Commons Dbcp
  1. Commons Dbcp
  2. DBCP-163

[dbcp] Use setQueryTimeout in combination with validationQuery to recover from network problems

    Details

    • Type: Improvement Improvement
    • Status: Closed
    • Priority: Minor Minor
    • Resolution: Fixed
    • Affects Version/s: 1.1
    • Fix Version/s: 1.3
    • Labels:
      None
    • Environment:

      Operating System: Linux
      Platform: Other

      Description

      When the network connection between tomcat 4.1.29 and database (experienced with
      sybase ASE 12.5) is lost, the 'Connection' hangs indefinitely.

      It hangs in the line of code "con = DatasourceObject.getConnection();"

      None of the other options in the connection pooling stuff - add info: used
      SharedPoolDatasourceFactory in dbcp - like maxWait / validationQuery
      /removeAbandoned/ removeAbandonedTimeout etc doesnt timeout the connection.

      Analysis: When the network connection to the database is fine (normal scenario)-
      the dbcp gets a connection from the datasource (connection pool)- sets three
      params - autocommit, readonly and isolation level for the connection object and
      returns this improved connection object to the calling class.

      Now say the network connection is lost, and the unaware application requests for
      a connection from the pool, gets the connection object and then tries to set the
      first of three params (autocommit- mentioned above) where it hangs.

      None of the timeout params work in this scenario. Setting a validationQuery
      tries its validation only after getting the connection object which never happens.

      Soln(possibility): after getting the raw connection object - run a validation
      query (or any call to database)with a stmt.setQueryTimeout() set to say 3-5 secs

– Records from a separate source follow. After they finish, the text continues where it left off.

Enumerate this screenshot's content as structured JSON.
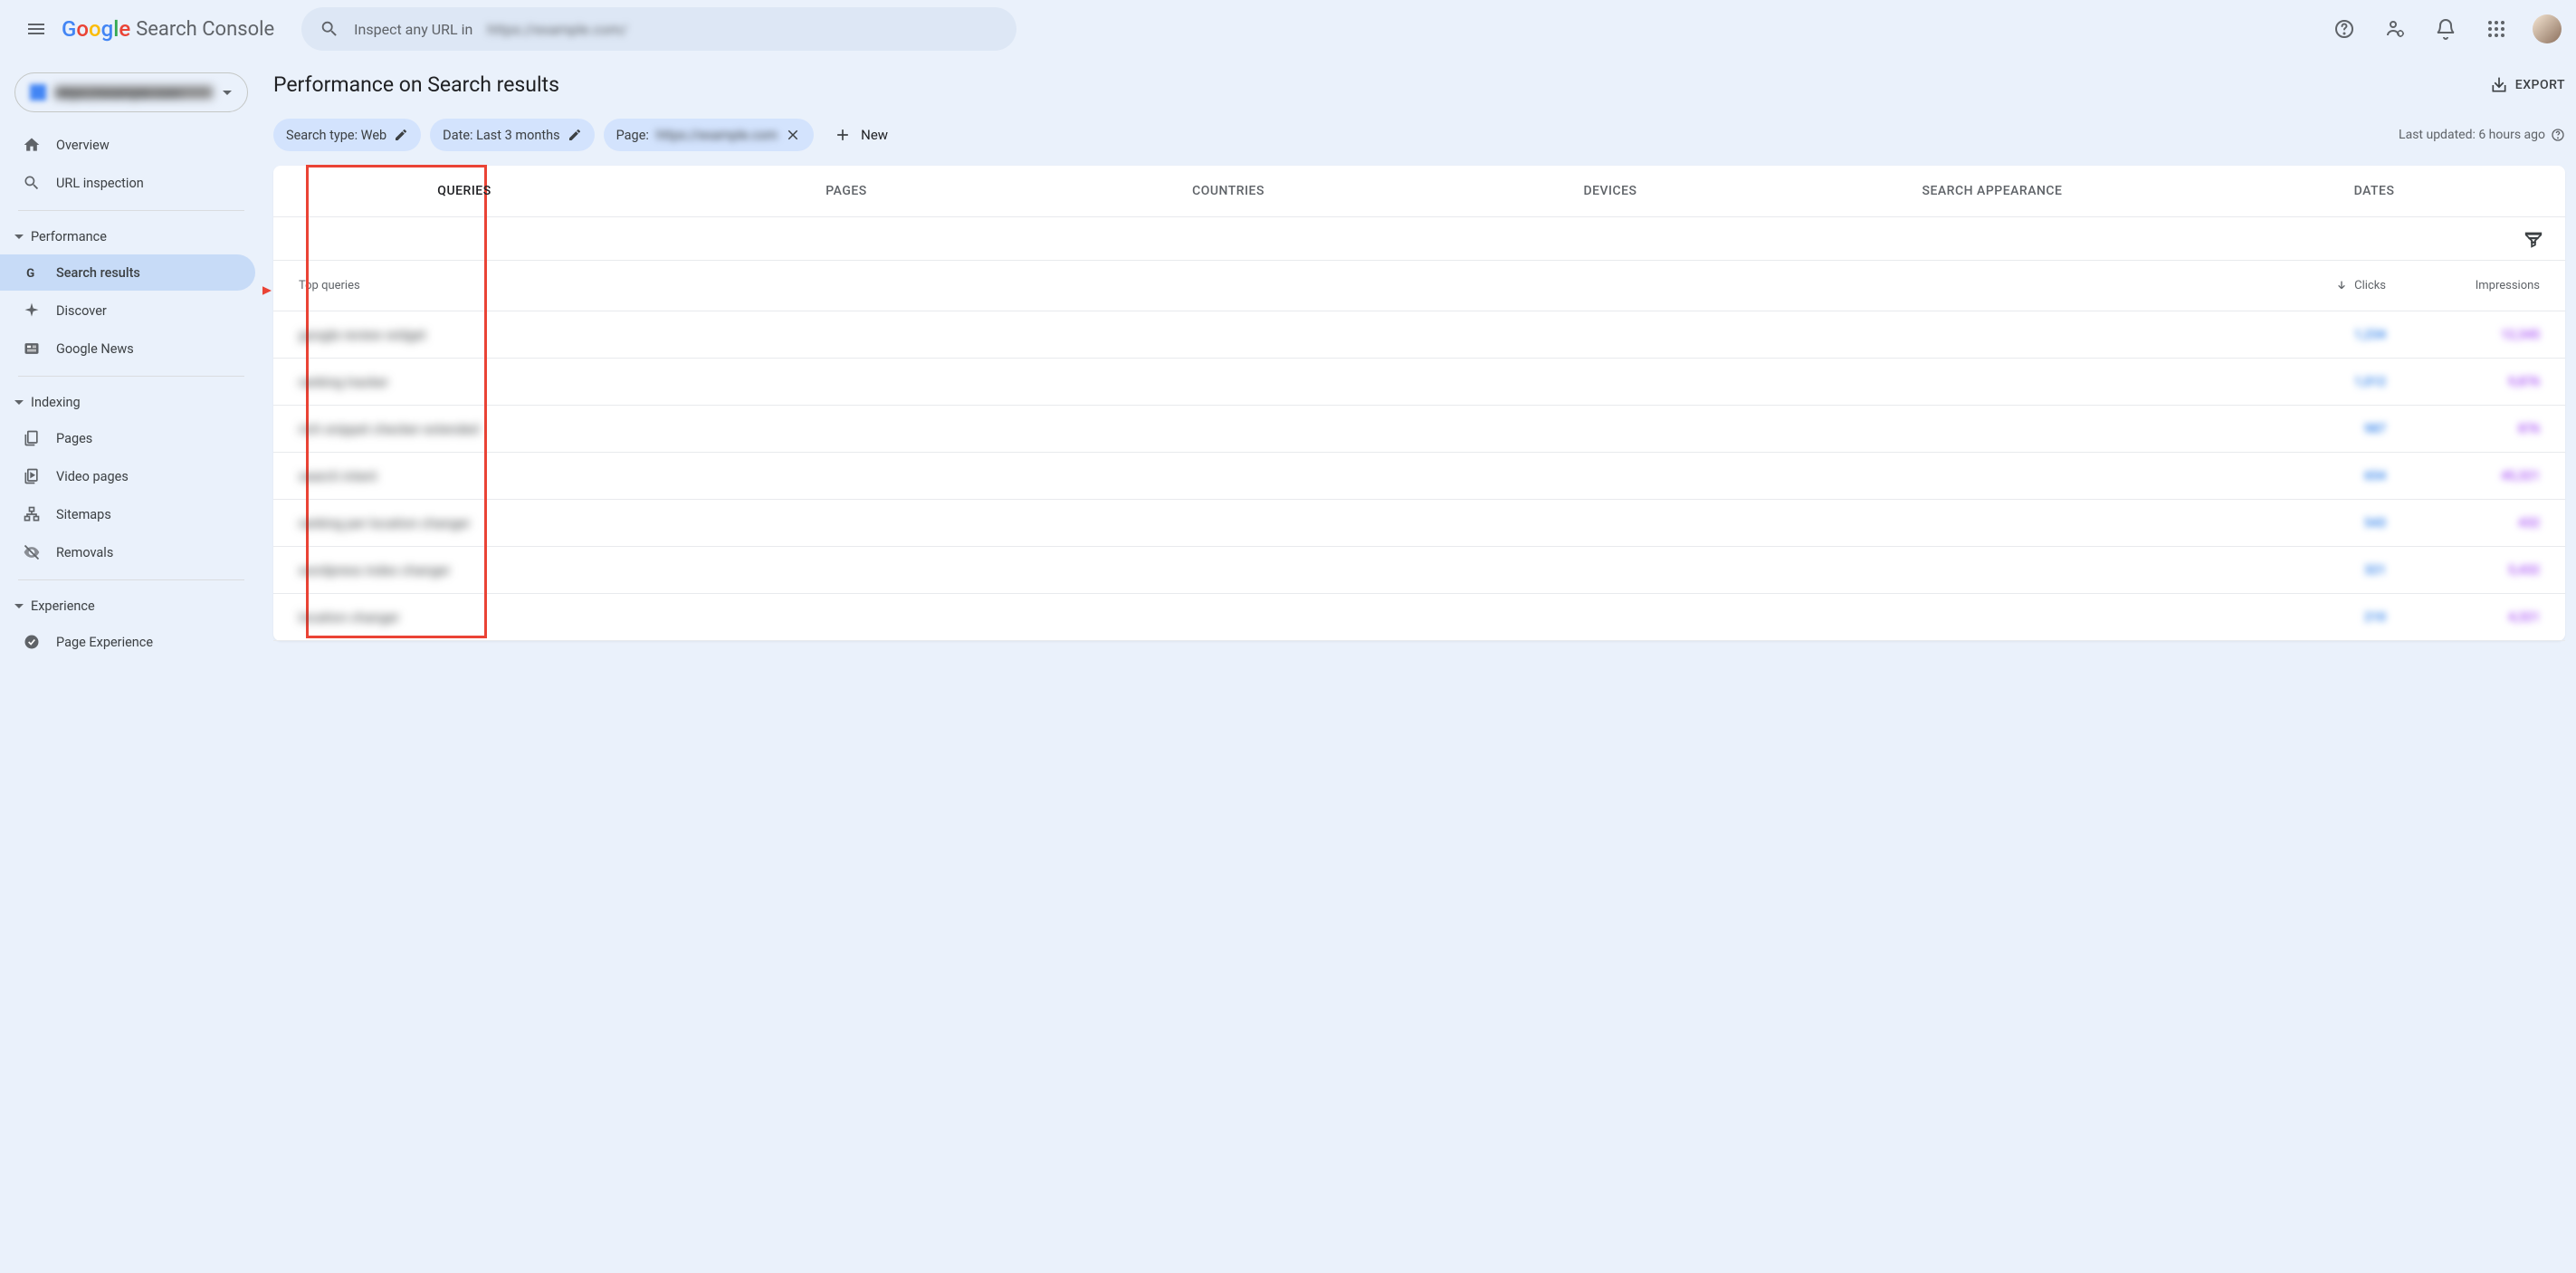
{
  "header": {
    "logo_suffix": "Search Console",
    "search_placeholder": "Inspect any URL in",
    "search_domain": "https://example.com/"
  },
  "property": {
    "name": "https://example.com"
  },
  "nav": {
    "overview": "Overview",
    "url_inspection": "URL inspection",
    "performance_section": "Performance",
    "search_results": "Search results",
    "discover": "Discover",
    "google_news": "Google News",
    "indexing_section": "Indexing",
    "pages": "Pages",
    "video_pages": "Video pages",
    "sitemaps": "Sitemaps",
    "removals": "Removals",
    "experience_section": "Experience",
    "page_experience": "Page Experience"
  },
  "main": {
    "title": "Performance on Search results",
    "export": "EXPORT",
    "last_updated": "Last updated: 6 hours ago"
  },
  "filters": {
    "search_type": "Search type: Web",
    "date": "Date: Last 3 months",
    "page_prefix": "Page:",
    "page_value": "https://example.com",
    "new": "New"
  },
  "tabs": {
    "queries": "Queries",
    "pages": "Pages",
    "countries": "Countries",
    "devices": "Devices",
    "search_appearance": "Search Appearance",
    "dates": "Dates"
  },
  "table": {
    "header_query": "Top queries",
    "header_clicks": "Clicks",
    "header_impressions": "Impressions",
    "rows": [
      {
        "query": "google review widget",
        "clicks": "1,234",
        "impressions": "12,345"
      },
      {
        "query": "ranking tracker",
        "clicks": "1,012",
        "impressions": "9,876"
      },
      {
        "query": "rich snippet checker extended",
        "clicks": "987",
        "impressions": "876"
      },
      {
        "query": "search intent",
        "clicks": "654",
        "impressions": "45,321"
      },
      {
        "query": "ranking per location changer",
        "clicks": "543",
        "impressions": "432"
      },
      {
        "query": "wordpress index changer",
        "clicks": "321",
        "impressions": "5,432"
      },
      {
        "query": "location changer",
        "clicks": "210",
        "impressions": "4,321"
      }
    ]
  }
}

      • or say configurable by user - and then catch the exception (noroutetohost
        exception) to throw it back.

        Activity

        Hide
        Phil Steitz added a comment -

        As of DBCP 1.2.2, the property initialization calls (automCommit, etc) in PoolableConnectionFactory's activate method were changed to check the value of the property before invoking the setter. This should eliminate the first network access attempt. The validationQueryTimeout property added with DBCP-226, used with testOnBorrow=true and a validation query should take care of this issue. If the Oracle driver does not throw SQLException per the spec when a statement timeout occurs, there is nothing DBCP can do about that.

        Please reopen if code as of r756628, with testOnBorrow=true and validationQueryTimeout set to a positive number does not resolve the problem.

        Show
        Phil Steitz added a comment - As of DBCP 1.2.2, the property initialization calls (automCommit, etc) in PoolableConnectionFactory's activate method were changed to check the value of the property before invoking the setter. This should eliminate the first network access attempt. The validationQueryTimeout property added with DBCP-226 , used with testOnBorrow=true and a validation query should take care of this issue. If the Oracle driver does not throw SQLException per the spec when a statement timeout occurs, there is nothing DBCP can do about that. Please reopen if code as of r756628, with testOnBorrow=true and validationQueryTimeout set to a positive number does not resolve the problem.
        Hide
        mtkopone added a comment -

        I'm pretty sure no-one is going to do anything about these, since this bug has
        been open since 2004. However, having recently been bitten by this same problem,
        I'd like to comment that at least on Oracle the proposed solution wouldn't help.
        This is because - in its infinite wisdom - the oracle driver calls cancel() on
        the statement once the statement timeout occurs. This cancel()-method then
        attempts another database roundtrip. So we are stuck on that for another eternity.

        Show
        mtkopone added a comment - I'm pretty sure no-one is going to do anything about these, since this bug has been open since 2004. However, having recently been bitten by this same problem, I'd like to comment that at least on Oracle the proposed solution wouldn't help. This is because - in its infinite wisdom - the oracle driver calls cancel() on the statement once the statement timeout occurs. This cancel()-method then attempts another database roundtrip. So we are stuck on that for another eternity.

          People

          • Assignee:
            Unassigned
            Reporter:
            cryptic
          • Votes:
            5 Vote for this issue
            Watchers:
            3 Start watching this issue

            Dates

            • Created:
              Updated:
              Resolved:

              Development